CHARLESTON, W.Va. -- I'm not so old-fashioned after all. Recently I wrote about flowering quince -- one of my favorite shrubs. But many people think they are old-fashioned and aren't interested. A friend told me she likes the look but doesn't like the thorns.
Just last week Proven Winners plant growers announced that thornless, new-and-improved flowering quince bushes will be coming to a garden center near you!
These are just lovely plants. Also known as chaenomeles or Japanese quince, flowering quince is among the first shrubs to flower in early spring. It also flowers before it has leaves, creating an interesting contrast of colorful flowers on bare wood.
A breeding team at North Carolina State University has taken the thorns out of flowering quince. Called the Double Take Series, these new thornless varieties also offer doubled flowers in dramatic red, pink and orange hues.

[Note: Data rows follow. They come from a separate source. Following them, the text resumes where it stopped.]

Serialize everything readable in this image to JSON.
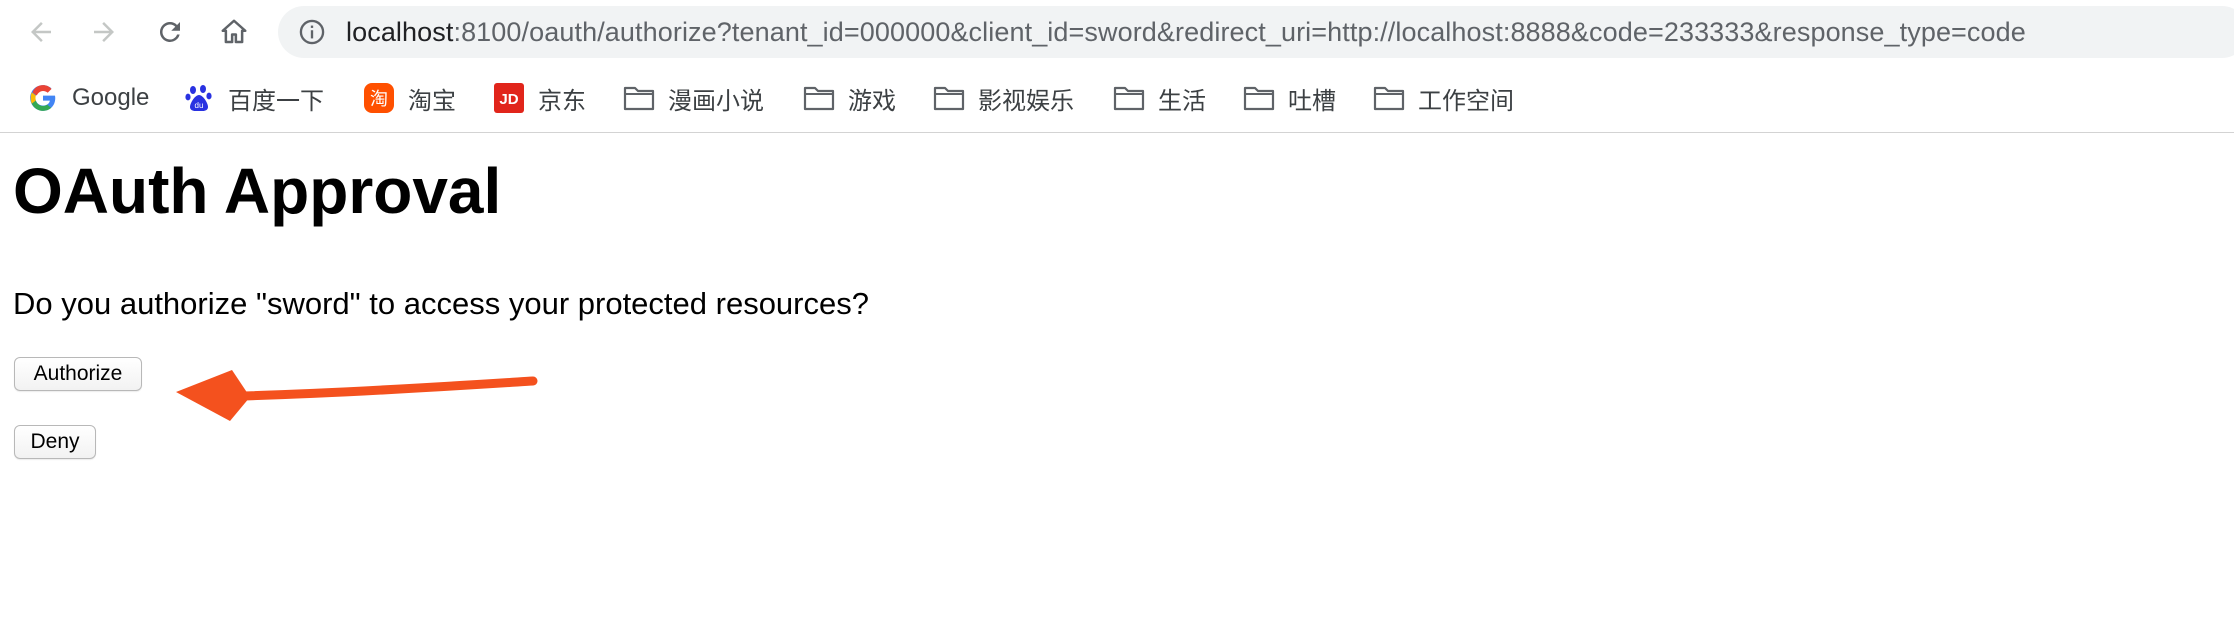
{
  "browser": {
    "address_bar": {
      "host": "localhost",
      "rest": ":8100/oauth/authorize?tenant_id=000000&client_id=sword&redirect_uri=http://localhost:8888&code=233333&response_type=code"
    },
    "nav_icons": [
      "back-icon",
      "forward-icon",
      "reload-icon",
      "home-icon"
    ],
    "bookmarks": [
      {
        "label": "Google",
        "icon": "google-icon"
      },
      {
        "label": "百度一下",
        "icon": "baidu-icon"
      },
      {
        "label": "淘宝",
        "icon": "taobao-icon"
      },
      {
        "label": "京东",
        "icon": "jd-icon"
      },
      {
        "label": "漫画小说",
        "icon": "folder-icon"
      },
      {
        "label": "游戏",
        "icon": "folder-icon"
      },
      {
        "label": "影视娱乐",
        "icon": "folder-icon"
      },
      {
        "label": "生活",
        "icon": "folder-icon"
      },
      {
        "label": "吐槽",
        "icon": "folder-icon"
      },
      {
        "label": "工作空间",
        "icon": "folder-icon"
      }
    ]
  },
  "page": {
    "title": "OAuth Approval",
    "question": "Do you authorize \"sword\" to access your protected resources?",
    "authorize_label": "Authorize",
    "deny_label": "Deny"
  },
  "annotation": {
    "arrow_color": "#f4511e",
    "icon": "red-arrow-icon"
  }
}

In addition, the flowers contain higher petal counts, and resemble Camellias more than traditional quince, creating a burst of color in your garden in stark contrast to anything else in the landscape.
They are hardy in zones 5 through 8, like sunny locations and are drought-tolerant when established. They are also fruitless and grow 3 to 4 feet tall.
It's that time of year -- the Perennial Plant Association has announced its 2011 Perennial Plant of the Year. Drum roll, please ...
The association has chosen Amsonia hubrichtii, more commonly known as Arkansas blue star or thread-leaf blue star. It's a plant that grows 36 inches tall and 36 inches wide in a mounded form. This hardy perennial grows in hardiness zones 4 through 9 and is a versatile North American native.